CODY CANADA & MIKE McCLURE
Chip & Ray: Together Again for the First Time
We’re not sure what took so long for Cody Canada and Mike McClure, longtime buddies and collaborators as well as modern ambassadors of the Okie-flavored Red Dirt style of country songwriting, to get around to releasing an album together. But after a combined two-dozen albums between them, Chip and Ray: Together Again For the First Time, is an outstanding double album packed with acoustic renderings of songs close to each troubadour’s heart.
This “Are You Sure They Haven’t Made an Album Together Before?” project was recorded at Port Aransas’ Third Coast Music in front of a fun-loving, chatty gathering of friends and longtime admirers. The 35 songs between the two discs roll out a never-dull, latter-day history lesson of Red Dirt music. Each artist ignored hit singles, added an abundance of songs from key influences, and offered up deep cuts from both of their seminal, beloved bands. Given Canada’s love of groundbreaking band Nirvana, this album impressively, perhaps unsurprisingly, carries the soul of arguably the greatest acoustic record of the past quarter century. Nirvana’s monumental 1994 album, MTV Unplugged In New York, only threw a few popular bones to the crowd while Cobain and crew gave millions of devotees’ reconfigurations of lesser-known Nirvana songs and covers of influential tunes. Chip and Ray certainly has a more joyful tone than Nirvana’s Unplugged, but the vulnerability and the heavy tilt towards familial and spiritual themes carries a gravity that can’t be forced, even when Canada and McClure are joking and provoking the jovial audience.

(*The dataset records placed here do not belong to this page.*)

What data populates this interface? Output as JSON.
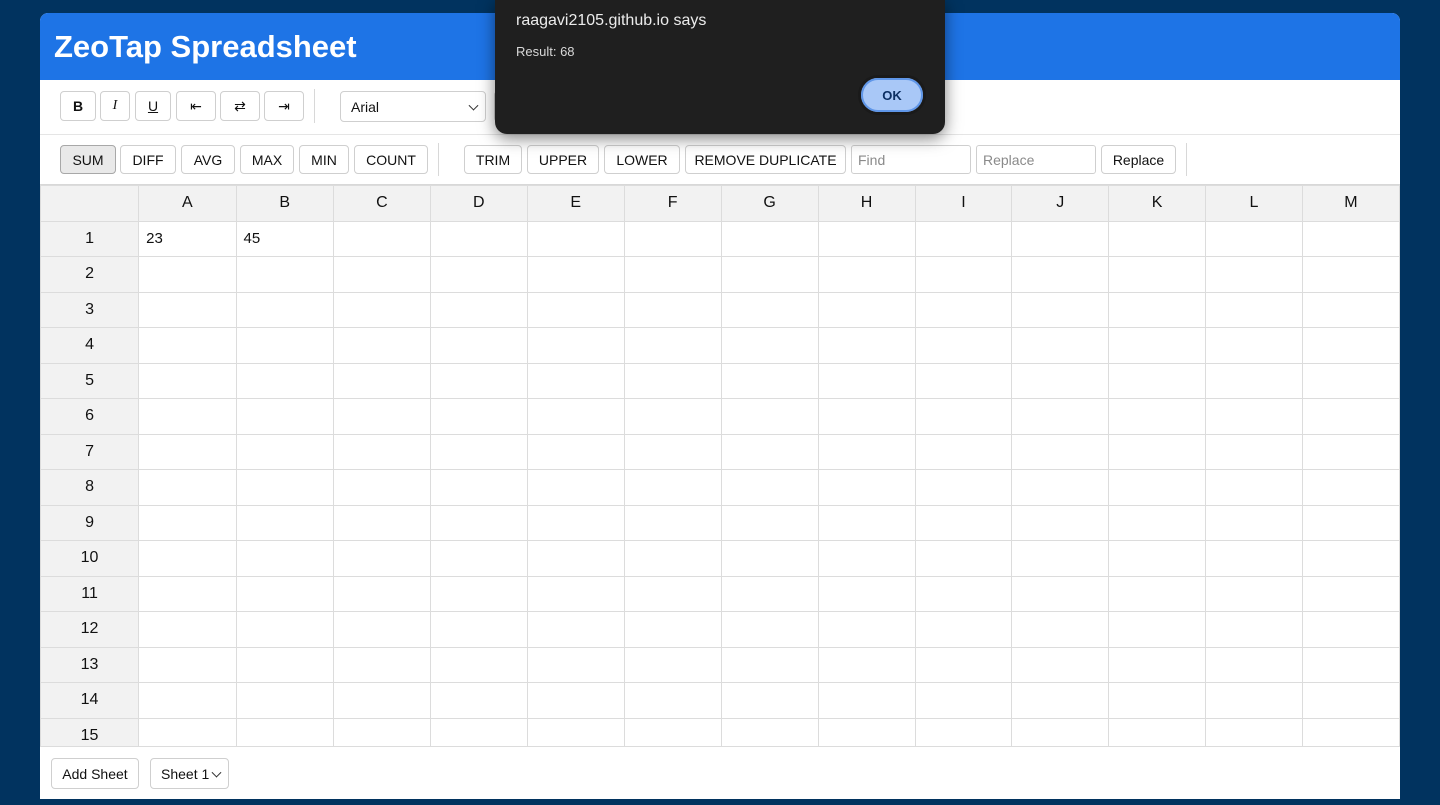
{
  "header": {
    "title": "ZeoTap Spreadsheet"
  },
  "format_toolbar": {
    "bold": "B",
    "italic": "I",
    "underline": "U",
    "align_left_glyph": "⇤",
    "align_center_glyph": "⇄",
    "align_right_glyph": "⇥",
    "font_family": "Arial"
  },
  "functions_toolbar": {
    "buttons": [
      "SUM",
      "DIFF",
      "AVG",
      "MAX",
      "MIN",
      "COUNT"
    ],
    "active": "SUM",
    "text_buttons": [
      "TRIM",
      "UPPER",
      "LOWER",
      "REMOVE DUPLICATE"
    ],
    "find_placeholder": "Find",
    "replace_placeholder": "Replace",
    "replace_button": "Replace"
  },
  "grid": {
    "columns": [
      "A",
      "B",
      "C",
      "D",
      "E",
      "F",
      "G",
      "H",
      "I",
      "J",
      "K",
      "L",
      "M"
    ],
    "rows": [
      "1",
      "2",
      "3",
      "4",
      "5",
      "6",
      "7",
      "8",
      "9",
      "10",
      "11",
      "12",
      "13",
      "14",
      "15"
    ],
    "cells": {
      "A1": "23",
      "B1": "45"
    }
  },
  "footer": {
    "add_sheet": "Add Sheet",
    "sheet_select": "Sheet 1"
  },
  "dialog": {
    "title": "raagavi2105.github.io says",
    "message": "Result: 68",
    "ok": "OK"
  },
  "colors": {
    "background": "#01335f",
    "header": "#1e74e6",
    "dialog": "#1f1f1f",
    "ok_button": "#a9c8f7"
  }
}
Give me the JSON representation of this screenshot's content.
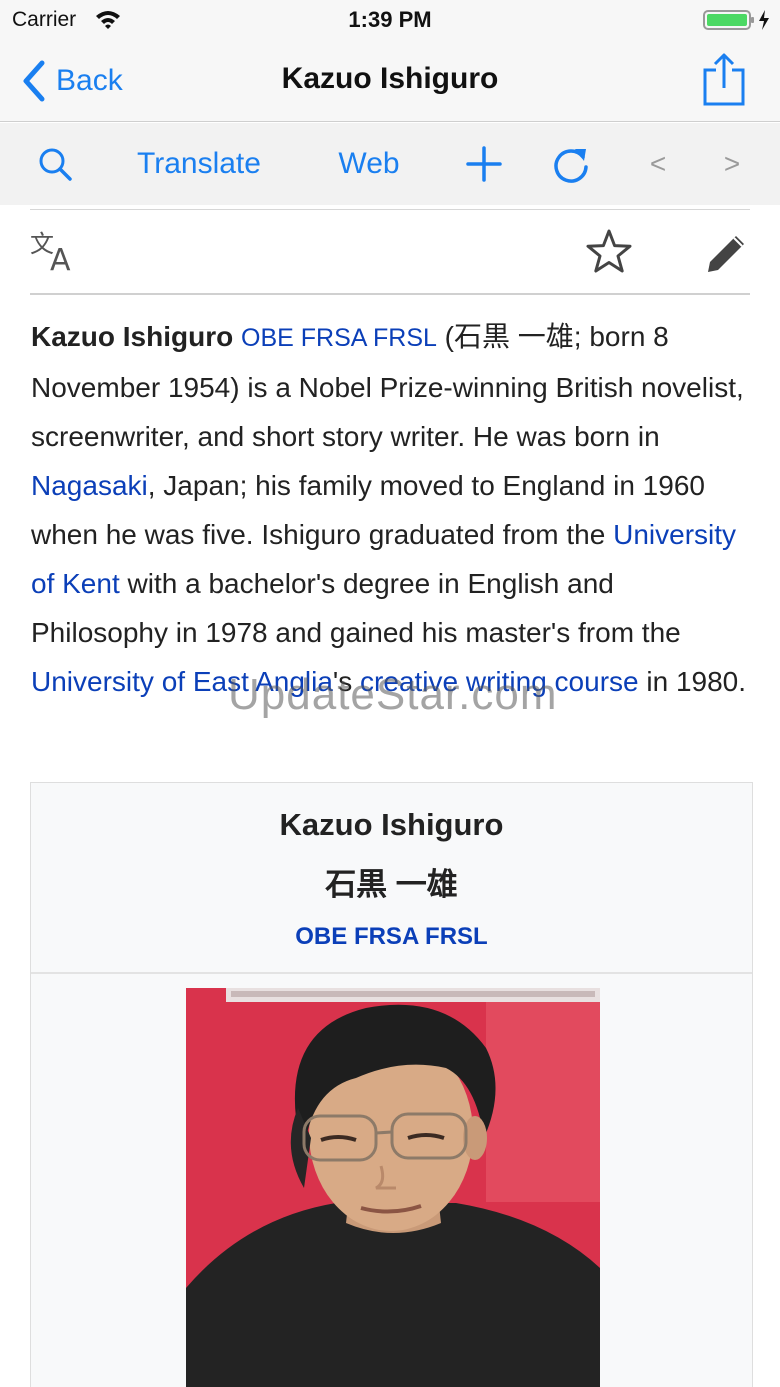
{
  "status_bar": {
    "carrier": "Carrier",
    "time": "1:39 PM",
    "battery_color": "#4cd964"
  },
  "nav": {
    "back_label": "Back",
    "title": "Kazuo Ishiguro"
  },
  "toolbar": {
    "translate_label": "Translate",
    "web_label": "Web",
    "prev_label": "<",
    "next_label": ">"
  },
  "article": {
    "intro": {
      "name": "Kazuo Ishiguro",
      "postnominals": "OBE FRSA FRSL",
      "t1": " (石黒 一雄; born 8 November 1954) is a Nobel Prize-winning British novelist, screenwriter, and short story writer. He was born in ",
      "link_nagasaki": "Nagasaki",
      "t2": ", Japan; his family moved to England in 1960 when he was five. Ishiguro graduated from the ",
      "link_kent": "University of Kent",
      "t3": " with a bachelor's degree in English and Philosophy in 1978 and gained his master's from the ",
      "link_uea": "University of East Anglia",
      "t4": "'s ",
      "link_course": "creative writing course",
      "t5": " in 1980."
    },
    "watermark": "UpdateStar.com"
  },
  "infobox": {
    "name": "Kazuo Ishiguro",
    "native_name": "石黒 一雄",
    "postnominals": "OBE FRSA FRSL"
  },
  "colors": {
    "accent": "#1a7ff0",
    "link": "#0b3fb8",
    "portrait_background": "#d9334c"
  }
}
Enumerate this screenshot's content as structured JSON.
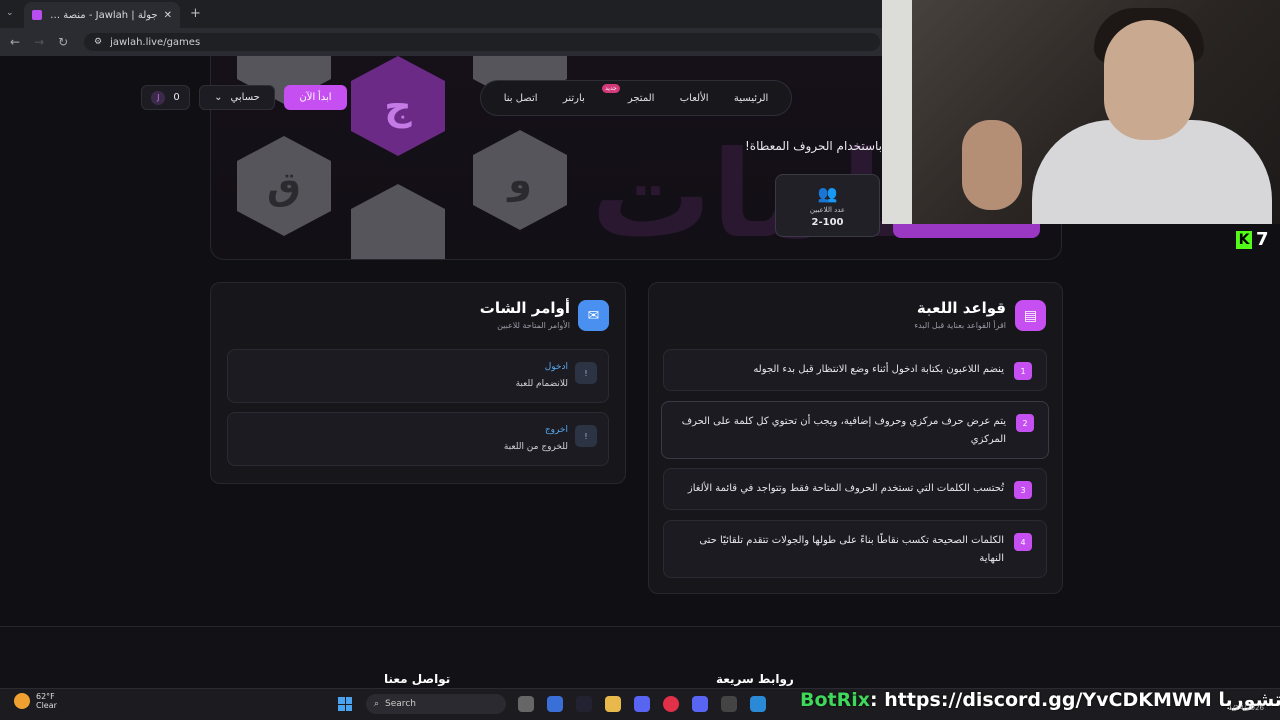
{
  "browser": {
    "tab_title": "جولة | Jawlah - منصة الألعاب الت...",
    "tab_badge": "جولة",
    "url": "jawlah.live/games"
  },
  "nav": {
    "items": [
      "الرئيسية",
      "الألعاب",
      "المتجر",
      "بارتنر",
      "اتصل بنا"
    ],
    "new_badge": "جديد",
    "start_button": "ابدأ الآن",
    "account_button": "حسابي",
    "coins_value": "0",
    "coins_icon_letter": "J"
  },
  "hero": {
    "subtitle": "باستخدام الحروف المعطاة!",
    "hex_letters": [
      "ق",
      "ج",
      "و"
    ],
    "players_label": "عدد اللاعبين",
    "players_value": "2-100"
  },
  "rules": {
    "title": "قواعد اللعبة",
    "subtitle": "اقرأ القواعد بعناية قبل البدء",
    "items": [
      {
        "num": "1",
        "text": "ينضم اللاعبون بكتابة ادخول أثناء وضع الانتظار قبل بدء الجوله"
      },
      {
        "num": "2",
        "text": "يتم عرض حرف مركزي وحروف إضافية، ويجب أن تحتوي كل كلمة على الحرف المركزي"
      },
      {
        "num": "3",
        "text": "تُحتسب الكلمات التي تستخدم الحروف المتاحة فقط وتتواجد في قائمة الألغاز"
      },
      {
        "num": "4",
        "text": "الكلمات الصحيحة تكسب نقاطًا بناءً على طولها والجولات تتقدم تلقائيًا حتى النهاية"
      }
    ]
  },
  "chat": {
    "title": "أوامر الشات",
    "subtitle": "الأوامر المتاحة للاعبين",
    "commands": [
      {
        "num": "!",
        "name": "ادخول",
        "desc": "للانضمام للعبة"
      },
      {
        "num": "!",
        "name": "اخروج",
        "desc": "للخروج من اللعبة"
      }
    ]
  },
  "footer": {
    "quick_links": "روابط سريعة",
    "contact": "تواصل معنا"
  },
  "overlay": {
    "kick_count": "7",
    "ticker_bot": "BotRix",
    "ticker_text": ": https://discord.gg/YvCDKMWM لـ ك.نيق تشوريا"
  },
  "taskbar": {
    "temp": "62°F",
    "condition": "Clear",
    "search": "Search",
    "date": "1/14/2026"
  },
  "colors": {
    "accent": "#c64ff2",
    "kick": "#53fc18",
    "link": "#5aa9f0"
  }
}
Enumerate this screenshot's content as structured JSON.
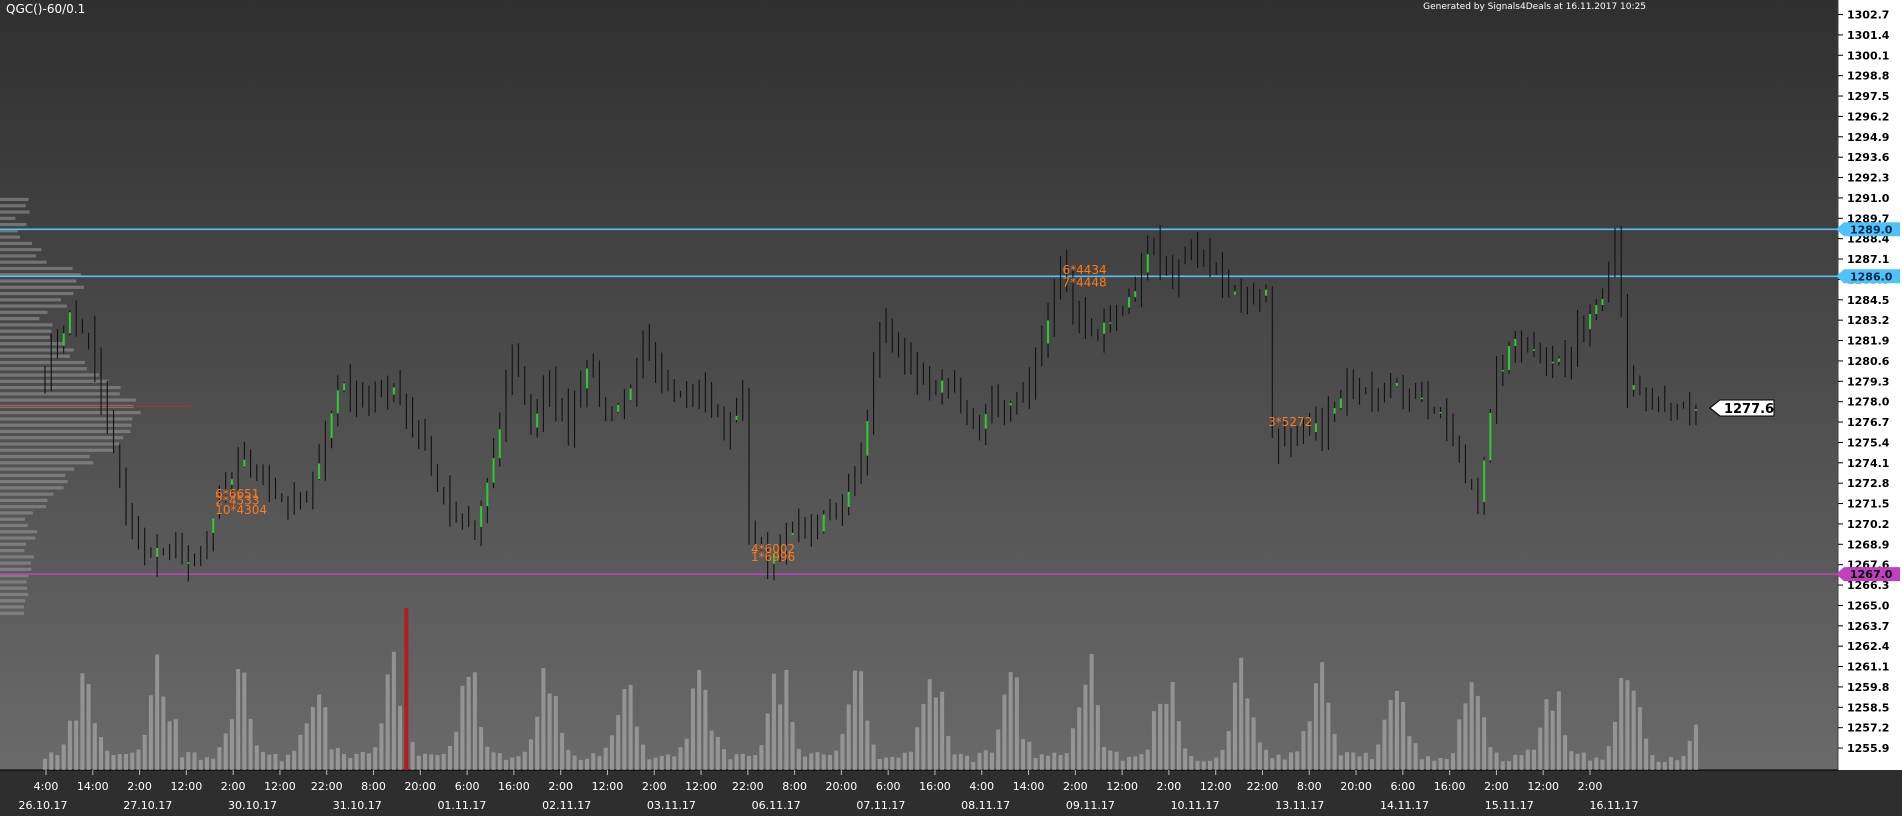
{
  "header": {
    "symbol": "QGC()-60/0.1",
    "generated": "Generated by Signals4Deals at 16.11.2017 10:25"
  },
  "colors": {
    "background_top": "#2f2f2f",
    "background_bottom": "#6a6a6a",
    "resistance": "#4fc3f7",
    "support": "#c040c0",
    "price_badge": "#ffffff",
    "signal_text": "#ff7a1a",
    "bull_bar": "#2ecc2e",
    "bear_bar": "#111111",
    "volume": "#b9b9b9",
    "volume_spike": "#b21e1e",
    "profile": "#9a9a9a"
  },
  "chart_data": {
    "type": "candlestick",
    "title": "QGC()-60/0.1",
    "ylim": [
      1254.5,
      1303.5
    ],
    "grid": false,
    "y_ticks": [
      "1302.7",
      "1301.4",
      "1300.1",
      "1298.8",
      "1297.5",
      "1296.2",
      "1294.9",
      "1293.6",
      "1292.3",
      "1291.0",
      "1289.7",
      "1288.4",
      "1287.1",
      "1285.8",
      "1284.5",
      "1283.2",
      "1281.9",
      "1280.6",
      "1279.3",
      "1278.0",
      "1276.7",
      "1275.4",
      "1274.1",
      "1272.8",
      "1271.5",
      "1270.2",
      "1268.9",
      "1267.6",
      "1266.3",
      "1265.0",
      "1263.7",
      "1262.4",
      "1261.1",
      "1259.8",
      "1258.5",
      "1257.2",
      "1255.9"
    ],
    "x_time_ticks": [
      "4:00",
      "14:00",
      "2:00",
      "12:00",
      "2:00",
      "12:00",
      "22:00",
      "8:00",
      "20:00",
      "6:00",
      "16:00",
      "2:00",
      "12:00",
      "2:00",
      "12:00",
      "22:00",
      "8:00",
      "20:00",
      "6:00",
      "16:00",
      "4:00",
      "14:00",
      "2:00",
      "12:00",
      "2:00",
      "12:00",
      "22:00",
      "8:00",
      "20:00",
      "6:00",
      "16:00",
      "2:00",
      "12:00",
      "2:00"
    ],
    "x_date_ticks": [
      "26.10.17",
      "27.10.17",
      "30.10.17",
      "31.10.17",
      "01.11.17",
      "02.11.17",
      "03.11.17",
      "06.11.17",
      "07.11.17",
      "08.11.17",
      "09.11.17",
      "10.11.17",
      "13.11.17",
      "14.11.17",
      "15.11.17",
      "16.11.17"
    ],
    "horizontal_levels": [
      {
        "value": 1289.0,
        "label": "1289.0",
        "kind": "resistance"
      },
      {
        "value": 1286.0,
        "label": "1286.0",
        "kind": "resistance"
      },
      {
        "value": 1267.0,
        "label": "1267.0",
        "kind": "support"
      }
    ],
    "last_price": {
      "value": 1277.6,
      "label": "1277.6"
    },
    "signals": [
      {
        "bar": 27,
        "value": 1272.1,
        "label": "6*6651"
      },
      {
        "bar": 27,
        "value": 1271.7,
        "label": "2*4533"
      },
      {
        "bar": 27,
        "value": 1271.1,
        "label": "10*4304"
      },
      {
        "bar": 113,
        "value": 1268.6,
        "label": "4*6002"
      },
      {
        "bar": 113,
        "value": 1268.1,
        "label": "1*6996"
      },
      {
        "bar": 163,
        "value": 1286.4,
        "label": "6*4434"
      },
      {
        "bar": 163,
        "value": 1285.6,
        "label": "7*4448"
      },
      {
        "bar": 196,
        "value": 1276.7,
        "label": "3*5272"
      }
    ],
    "series_waypoints": [
      [
        0,
        1280.0
      ],
      [
        4,
        1283.5
      ],
      [
        7,
        1282.0
      ],
      [
        10,
        1276.5
      ],
      [
        13,
        1271.0
      ],
      [
        16,
        1268.5
      ],
      [
        20,
        1268.5
      ],
      [
        24,
        1267.5
      ],
      [
        28,
        1271.5
      ],
      [
        31,
        1274.0
      ],
      [
        34,
        1274.0
      ],
      [
        38,
        1271.5
      ],
      [
        41,
        1271.8
      ],
      [
        44,
        1274.0
      ],
      [
        47,
        1279.0
      ],
      [
        52,
        1278.0
      ],
      [
        56,
        1279.0
      ],
      [
        60,
        1276.0
      ],
      [
        63,
        1272.5
      ],
      [
        66,
        1270.0
      ],
      [
        69,
        1270.0
      ],
      [
        72,
        1274.0
      ],
      [
        75,
        1281.0
      ],
      [
        78,
        1276.5
      ],
      [
        81,
        1279.0
      ],
      [
        84,
        1276.5
      ],
      [
        87,
        1280.5
      ],
      [
        90,
        1277.5
      ],
      [
        93,
        1278.0
      ],
      [
        96,
        1281.5
      ],
      [
        99,
        1278.5
      ],
      [
        102,
        1279.0
      ],
      [
        106,
        1278.5
      ],
      [
        109,
        1276.0
      ],
      [
        112,
        1278.0
      ],
      [
        113,
        1270.0
      ],
      [
        116,
        1268.0
      ],
      [
        120,
        1269.5
      ],
      [
        124,
        1270.0
      ],
      [
        128,
        1271.5
      ],
      [
        131,
        1274.5
      ],
      [
        134,
        1282.5
      ],
      [
        137,
        1282.0
      ],
      [
        141,
        1279.0
      ],
      [
        145,
        1279.0
      ],
      [
        148,
        1277.0
      ],
      [
        150,
        1276.5
      ],
      [
        153,
        1278.0
      ],
      [
        157,
        1278.0
      ],
      [
        160,
        1281.5
      ],
      [
        163,
        1287.0
      ],
      [
        166,
        1283.0
      ],
      [
        169,
        1282.0
      ],
      [
        172,
        1284.0
      ],
      [
        175,
        1285.0
      ],
      [
        178,
        1288.0
      ],
      [
        181,
        1286.0
      ],
      [
        184,
        1288.0
      ],
      [
        187,
        1287.0
      ],
      [
        190,
        1285.0
      ],
      [
        193,
        1285.0
      ],
      [
        196,
        1285.0
      ],
      [
        197,
        1276.0
      ],
      [
        200,
        1275.0
      ],
      [
        205,
        1276.5
      ],
      [
        210,
        1279.0
      ],
      [
        215,
        1279.0
      ],
      [
        220,
        1278.5
      ],
      [
        225,
        1276.5
      ],
      [
        228,
        1273.0
      ],
      [
        230,
        1272.0
      ],
      [
        233,
        1279.5
      ],
      [
        236,
        1282.0
      ],
      [
        240,
        1281.0
      ],
      [
        244,
        1280.5
      ],
      [
        247,
        1283.0
      ],
      [
        250,
        1285.0
      ],
      [
        252,
        1289.0
      ],
      [
        254,
        1279.0
      ],
      [
        257,
        1278.0
      ],
      [
        260,
        1277.5
      ],
      [
        263,
        1277.5
      ],
      [
        265,
        1277.6
      ]
    ],
    "volume_spikes": [
      {
        "bar": 58,
        "kind": "highlight"
      }
    ]
  }
}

Unlike this year’s celebrated Randy Rogers and Wade Bowen duet record, this album doesn’t contain any new tunes, nor any true duets for that matter; it just happens to be two scene-defining artists taking turns telling their respective stories. Of course, the acoustic styling and the location of the recording is the same as Canada’s 2013 solo debut, Some Old, Some New, Maybe a Cover or Two. On that record, as is the case here in several instances, Canada’s vocals are strained and weary, which is obvious during a hilarious alternate version of Ragweed’s “The Years.” The spontaneous laughs of McClure, mixed with the crystal clear, raw-boned guitar strums and Canada’s admirable vocal soldiering could be applied to a reading of a Panda Express menu and it would ooze familiarity, authenticity, and soul. As fans, it’s natural to want our artists to be the best of friends — like Waylon, Willie, and the boys — and as evidenced by the palpable camaraderie, Canada and McClure are super-tight, propelling this album along with a swift pleasantness.
Of the many revelations here, a trio of tunes from Cross Canadian Ragweed’s 2004 album, Soul Gravy offers a stellar bit of then-and-now style perspective. Given the stripped-down treatment, “Lonely Girl,” and “Leave Me Alone,” are both stunning in how well each morphs from mellow Southern rock to the vulnerable folk style apparent here. And while the version of “Pay” here isn’t really that different from the original, there’s something about the starkness of the performance that hammers its tragic message home with extra profundity.
For the vast majority of the album, the guys alternate between songs. And it becomes apparent early on that when McClure takes his turn on the mic, he’s there to share his love of three things: his family (see: “Pink, OK,” “Lucky Man,” and “Hung Down Head,” a duet with his daughter, Marleigh); his faith (see: “Between Two Thieves,”); and his late friend, Tom Skinner. A handful of McClure’s tunes here were songs written with the revered Oklahoma troubadour, who died this past July. The live setting and casually loose delivery of the artists allows songs such as “Ashes and Dust,” and “Used to Be” to become proper, loving odes to the man McClure, Canada, and so many others credit as a founding father of the Red Dirt way of making music.
Bottom line: here’s hoping “Chip” and “Ray” get together again, and sooner rather than later. — KELLY DEARMORE